• _Task to complete_
Without reproducing any image, print the listing below exactly.

———

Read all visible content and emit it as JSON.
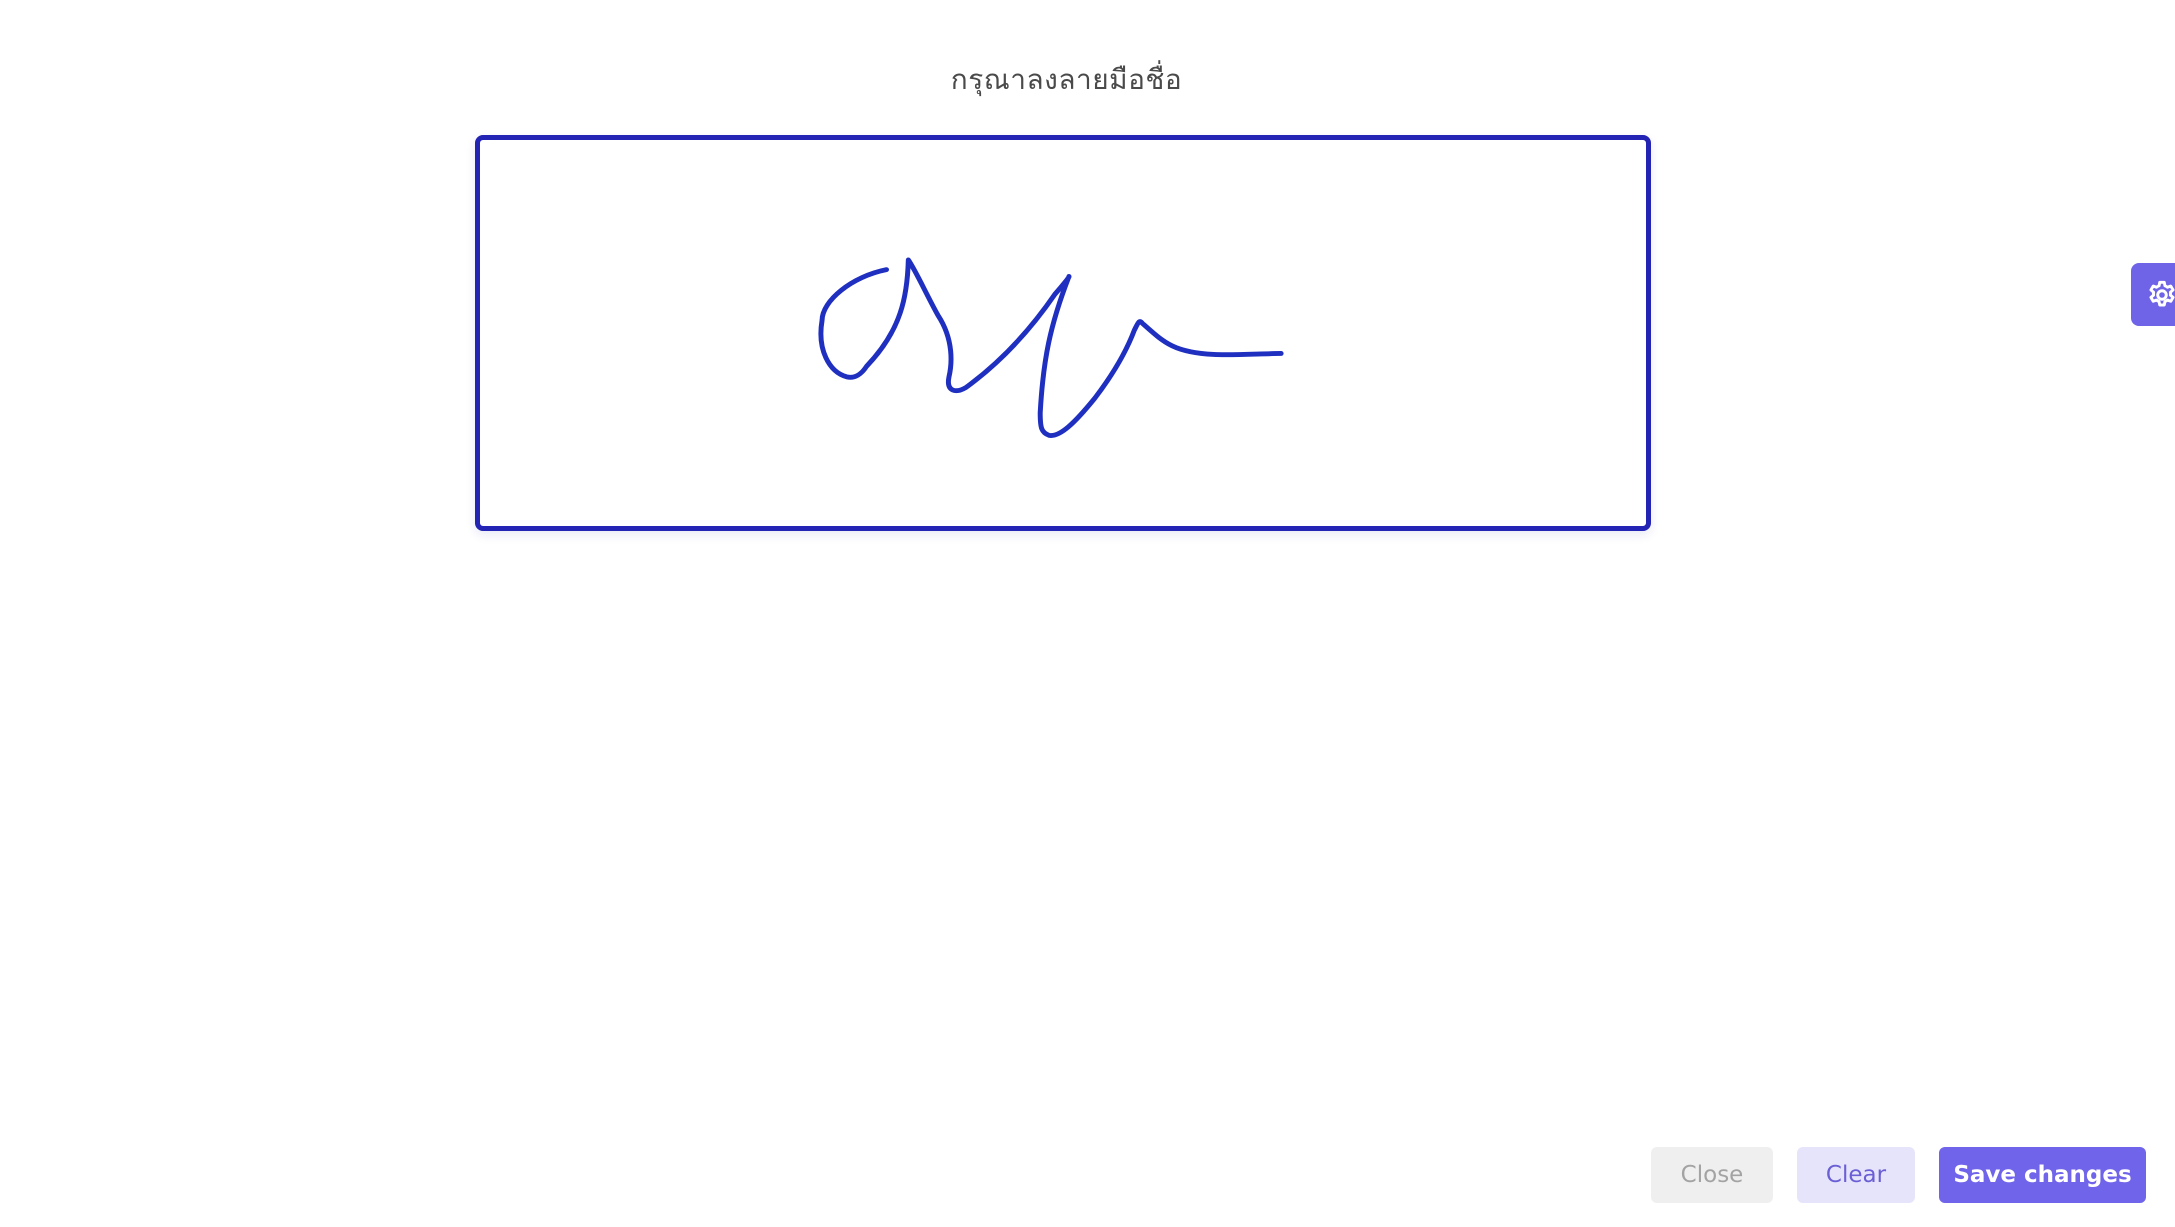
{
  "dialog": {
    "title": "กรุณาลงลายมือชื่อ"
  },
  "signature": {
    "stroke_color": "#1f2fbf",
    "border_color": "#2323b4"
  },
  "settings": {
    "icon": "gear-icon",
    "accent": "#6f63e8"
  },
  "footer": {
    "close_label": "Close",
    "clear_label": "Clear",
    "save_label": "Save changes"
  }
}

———

• _Answer box_
Read all visible content and emit it as JSON.
{
  "dialog": {
    "title": "กรุณาลงลายมือชื่อ"
  },
  "signature": {
    "stroke_color": "#1f2fbf",
    "border_color": "#2323b4"
  },
  "settings": {
    "icon": "gear-icon",
    "accent": "#6f63e8"
  },
  "footer": {
    "close_label": "Close",
    "clear_label": "Clear",
    "save_label": "Save changes"
  }
}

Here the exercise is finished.